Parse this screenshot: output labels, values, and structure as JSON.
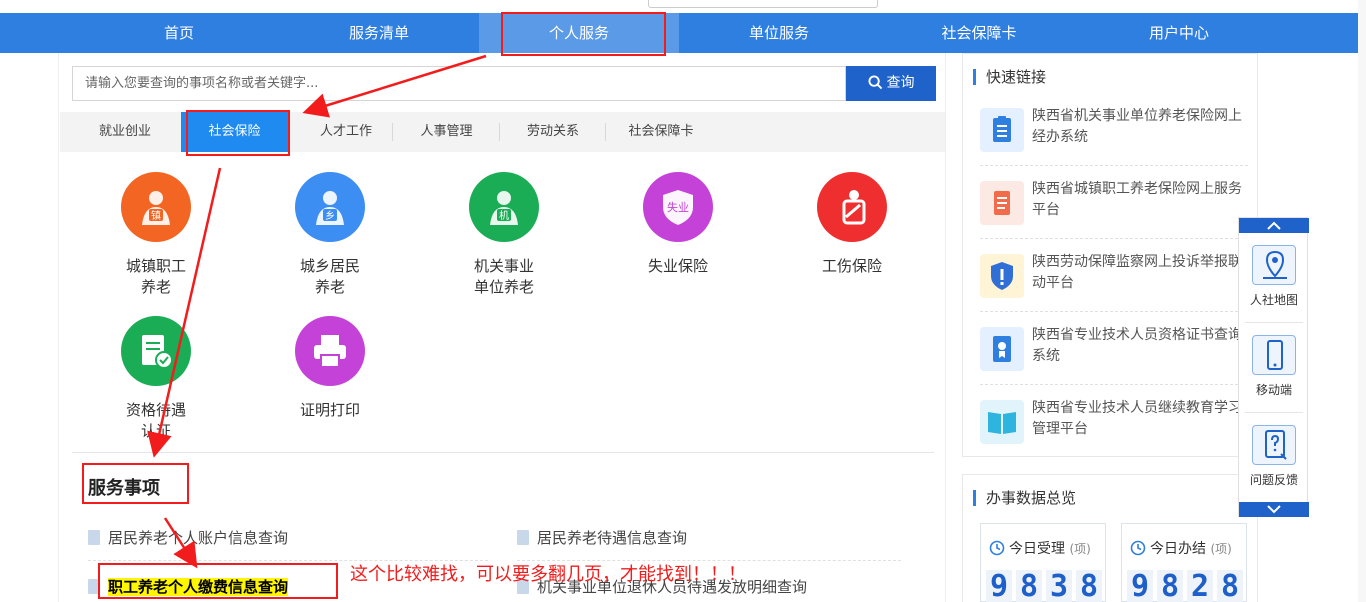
{
  "nav": {
    "items": [
      "首页",
      "服务清单",
      "个人服务",
      "单位服务",
      "社会保障卡",
      "用户中心"
    ],
    "active": "个人服务"
  },
  "search": {
    "placeholder": "请输入您要查询的事项名称或者关键字...",
    "button": "查询"
  },
  "tabs": {
    "items": [
      "就业创业",
      "社会保险",
      "人才工作",
      "人事管理",
      "劳动关系",
      "社会保障卡"
    ],
    "active": "社会保险"
  },
  "services": [
    {
      "label": "城镇职工\n养老",
      "badge": "镇",
      "color": "#f26522"
    },
    {
      "label": "城乡居民\n养老",
      "badge": "乡",
      "color": "#3d8ef2"
    },
    {
      "label": "机关事业\n单位养老",
      "badge": "机",
      "color": "#1aad55"
    },
    {
      "label": "失业保险",
      "badge": "失业",
      "color": "#c542d8"
    },
    {
      "label": "工伤保险",
      "badge": "",
      "color": "#ef2f2f"
    },
    {
      "label": "资格待遇\n认证",
      "badge": "",
      "color": "#1aad55"
    },
    {
      "label": "证明打印",
      "badge": "",
      "color": "#c542d8"
    }
  ],
  "section_title": "服务事项",
  "service_items": [
    "居民养老个人账户信息查询",
    "居民养老待遇信息查询",
    "职工养老个人缴费信息查询",
    "机关事业单位退休人员待遇发放明细查询"
  ],
  "annotation": "这个比较难找，可以要多翻几页，才能找到！！！",
  "quick_links": {
    "title": "快速链接",
    "items": [
      {
        "text": "陕西省机关事业单位养老保险网上经办系统",
        "icon": "clipboard-icon",
        "color": "#2f7fe0"
      },
      {
        "text": "陕西省城镇职工养老保险网上服务平台",
        "icon": "document-icon",
        "color": "#f26b4a"
      },
      {
        "text": "陕西劳动保障监察网上投诉举报联动平台",
        "icon": "shield-icon",
        "color": "#f5b320"
      },
      {
        "text": "陕西省专业技术人员资格证书查询系统",
        "icon": "certificate-icon",
        "color": "#2f7fe0"
      },
      {
        "text": "陕西省专业技术人员继续教育学习管理平台",
        "icon": "book-icon",
        "color": "#2fb4e0"
      }
    ]
  },
  "stats": {
    "title": "办事数据总览",
    "today_accepted_label": "今日受理",
    "today_done_label": "今日办结",
    "unit": "(项)",
    "today_accepted_digits": [
      "9",
      "8",
      "3",
      "8"
    ],
    "today_done_digits": [
      "9",
      "8",
      "2",
      "8"
    ]
  },
  "float_bar": {
    "items": [
      "人社地图",
      "移动端",
      "问题反馈"
    ]
  }
}
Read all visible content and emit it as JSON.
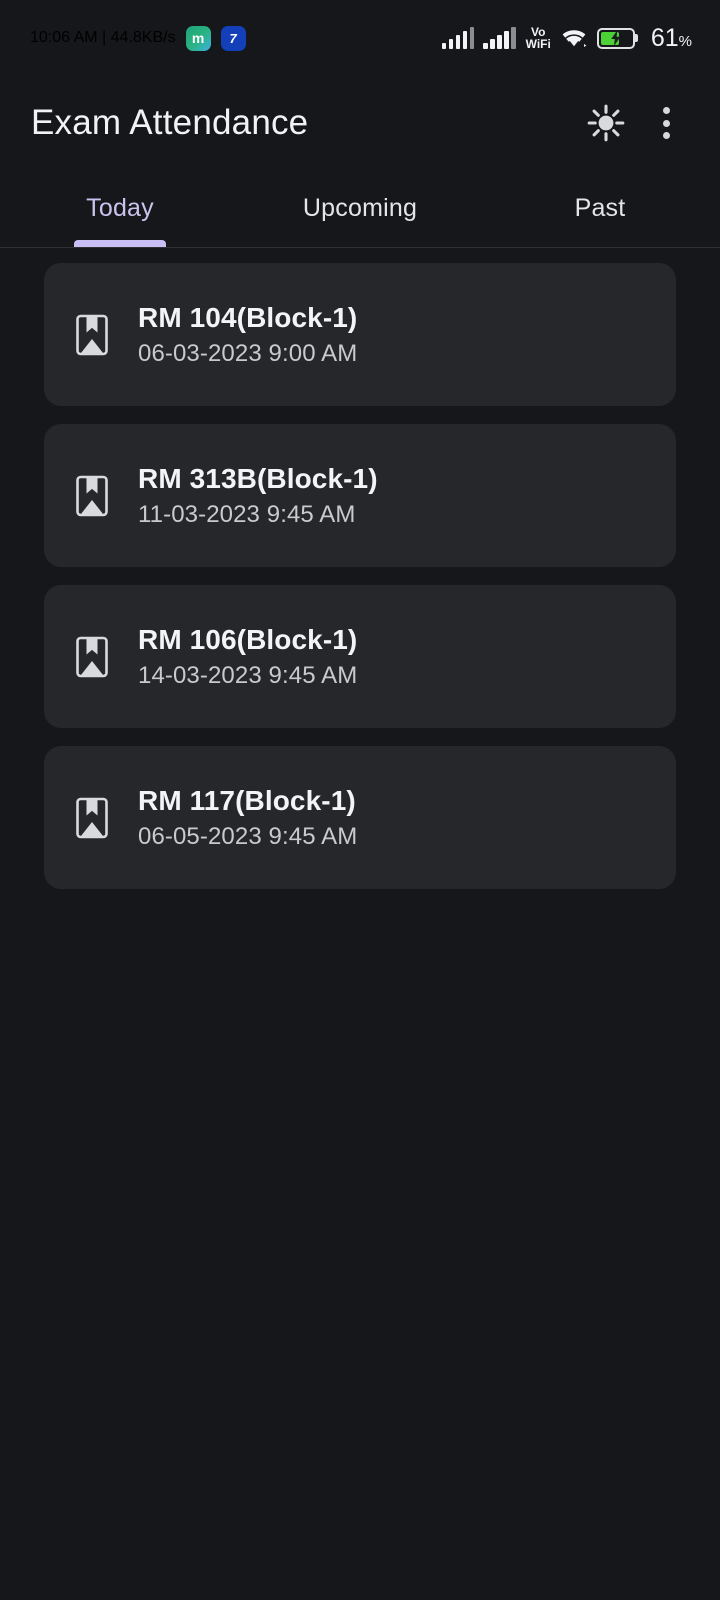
{
  "status_bar": {
    "clock": "10:06 AM | 44.8KB/s",
    "notification_badges": [
      {
        "name": "messenger-badge",
        "glyph": "m"
      },
      {
        "name": "app-badge",
        "glyph": "7"
      }
    ],
    "signal_1": "signal-bars-icon",
    "signal_2": "signal-bars-icon",
    "volte_top": "Vo",
    "volte_bottom": "WiFi",
    "wifi": "wifi-icon",
    "battery_icon": "battery-charging-icon",
    "battery_level": 61,
    "battery_text": "61",
    "battery_pct_sign": "%"
  },
  "app_bar": {
    "title": "Exam Attendance",
    "brightness_icon": "brightness-icon",
    "overflow_icon": "overflow-menu-icon"
  },
  "tabs": {
    "active_index": 0,
    "items": [
      {
        "label": "Today"
      },
      {
        "label": "Upcoming"
      },
      {
        "label": "Past"
      }
    ]
  },
  "exam_list": {
    "items": [
      {
        "icon": "book-bookmark-icon",
        "room": "RM 104(Block-1)",
        "datetime": "06-03-2023 9:00 AM"
      },
      {
        "icon": "book-bookmark-icon",
        "room": "RM 313B(Block-1)",
        "datetime": "11-03-2023 9:45 AM"
      },
      {
        "icon": "book-bookmark-icon",
        "room": "RM 106(Block-1)",
        "datetime": "14-03-2023 9:45 AM"
      },
      {
        "icon": "book-bookmark-icon",
        "room": "RM 117(Block-1)",
        "datetime": "06-05-2023 9:45 AM"
      }
    ]
  },
  "colors": {
    "background": "#16171a",
    "card": "#25272b",
    "accent": "#c9bef4",
    "accent_text": "#cbc2ef",
    "primary_text": "#f3f4f6",
    "secondary_text": "#c9cace",
    "battery_green": "#4cd137"
  }
}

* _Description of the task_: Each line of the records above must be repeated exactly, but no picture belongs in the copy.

* _Completed exercise_:
Parse this screenshot: output labels, values, and structure as JSON.
{
  "nav": {
    "items": [
      "首页",
      "服务清单",
      "个人服务",
      "单位服务",
      "社会保障卡",
      "用户中心"
    ],
    "active": "个人服务"
  },
  "search": {
    "placeholder": "请输入您要查询的事项名称或者关键字...",
    "button": "查询"
  },
  "tabs": {
    "items": [
      "就业创业",
      "社会保险",
      "人才工作",
      "人事管理",
      "劳动关系",
      "社会保障卡"
    ],
    "active": "社会保险"
  },
  "services": [
    {
      "label": "城镇职工\n养老",
      "badge": "镇",
      "color": "#f26522"
    },
    {
      "label": "城乡居民\n养老",
      "badge": "乡",
      "color": "#3d8ef2"
    },
    {
      "label": "机关事业\n单位养老",
      "badge": "机",
      "color": "#1aad55"
    },
    {
      "label": "失业保险",
      "badge": "失业",
      "color": "#c542d8"
    },
    {
      "label": "工伤保险",
      "badge": "",
      "color": "#ef2f2f"
    },
    {
      "label": "资格待遇\n认证",
      "badge": "",
      "color": "#1aad55"
    },
    {
      "label": "证明打印",
      "badge": "",
      "color": "#c542d8"
    }
  ],
  "section_title": "服务事项",
  "service_items": [
    "居民养老个人账户信息查询",
    "居民养老待遇信息查询",
    "职工养老个人缴费信息查询",
    "机关事业单位退休人员待遇发放明细查询"
  ],
  "annotation": "这个比较难找，可以要多翻几页，才能找到！！！",
  "quick_links": {
    "title": "快速链接",
    "items": [
      {
        "text": "陕西省机关事业单位养老保险网上经办系统",
        "icon": "clipboard-icon",
        "color": "#2f7fe0"
      },
      {
        "text": "陕西省城镇职工养老保险网上服务平台",
        "icon": "document-icon",
        "color": "#f26b4a"
      },
      {
        "text": "陕西劳动保障监察网上投诉举报联动平台",
        "icon": "shield-icon",
        "color": "#f5b320"
      },
      {
        "text": "陕西省专业技术人员资格证书查询系统",
        "icon": "certificate-icon",
        "color": "#2f7fe0"
      },
      {
        "text": "陕西省专业技术人员继续教育学习管理平台",
        "icon": "book-icon",
        "color": "#2fb4e0"
      }
    ]
  },
  "stats": {
    "title": "办事数据总览",
    "today_accepted_label": "今日受理",
    "today_done_label": "今日办结",
    "unit": "(项)",
    "today_accepted_digits": [
      "9",
      "8",
      "3",
      "8"
    ],
    "today_done_digits": [
      "9",
      "8",
      "2",
      "8"
    ]
  },
  "float_bar": {
    "items": [
      "人社地图",
      "移动端",
      "问题反馈"
    ]
  }
}
Read all visible content and emit it as JSON.
{
  "status_bar": {
    "clock": "10:06 AM | 44.8KB/s",
    "notification_badges": [
      {
        "name": "messenger-badge",
        "glyph": "m"
      },
      {
        "name": "app-badge",
        "glyph": "7"
      }
    ],
    "signal_1": "signal-bars-icon",
    "signal_2": "signal-bars-icon",
    "volte_top": "Vo",
    "volte_bottom": "WiFi",
    "wifi": "wifi-icon",
    "battery_icon": "battery-charging-icon",
    "battery_level": 61,
    "battery_text": "61",
    "battery_pct_sign": "%"
  },
  "app_bar": {
    "title": "Exam Attendance",
    "brightness_icon": "brightness-icon",
    "overflow_icon": "overflow-menu-icon"
  },
  "tabs": {
    "active_index": 0,
    "items": [
      {
        "label": "Today"
      },
      {
        "label": "Upcoming"
      },
      {
        "label": "Past"
      }
    ]
  },
  "exam_list": {
    "items": [
      {
        "icon": "book-bookmark-icon",
        "room": "RM 104(Block-1)",
        "datetime": "06-03-2023 9:00 AM"
      },
      {
        "icon": "book-bookmark-icon",
        "room": "RM 313B(Block-1)",
        "datetime": "11-03-2023 9:45 AM"
      },
      {
        "icon": "book-bookmark-icon",
        "room": "RM 106(Block-1)",
        "datetime": "14-03-2023 9:45 AM"
      },
      {
        "icon": "book-bookmark-icon",
        "room": "RM 117(Block-1)",
        "datetime": "06-05-2023 9:45 AM"
      }
    ]
  },
  "colors": {
    "background": "#16171a",
    "card": "#25272b",
    "accent": "#c9bef4",
    "accent_text": "#cbc2ef",
    "primary_text": "#f3f4f6",
    "secondary_text": "#c9cace",
    "battery_green": "#4cd137"
  }
}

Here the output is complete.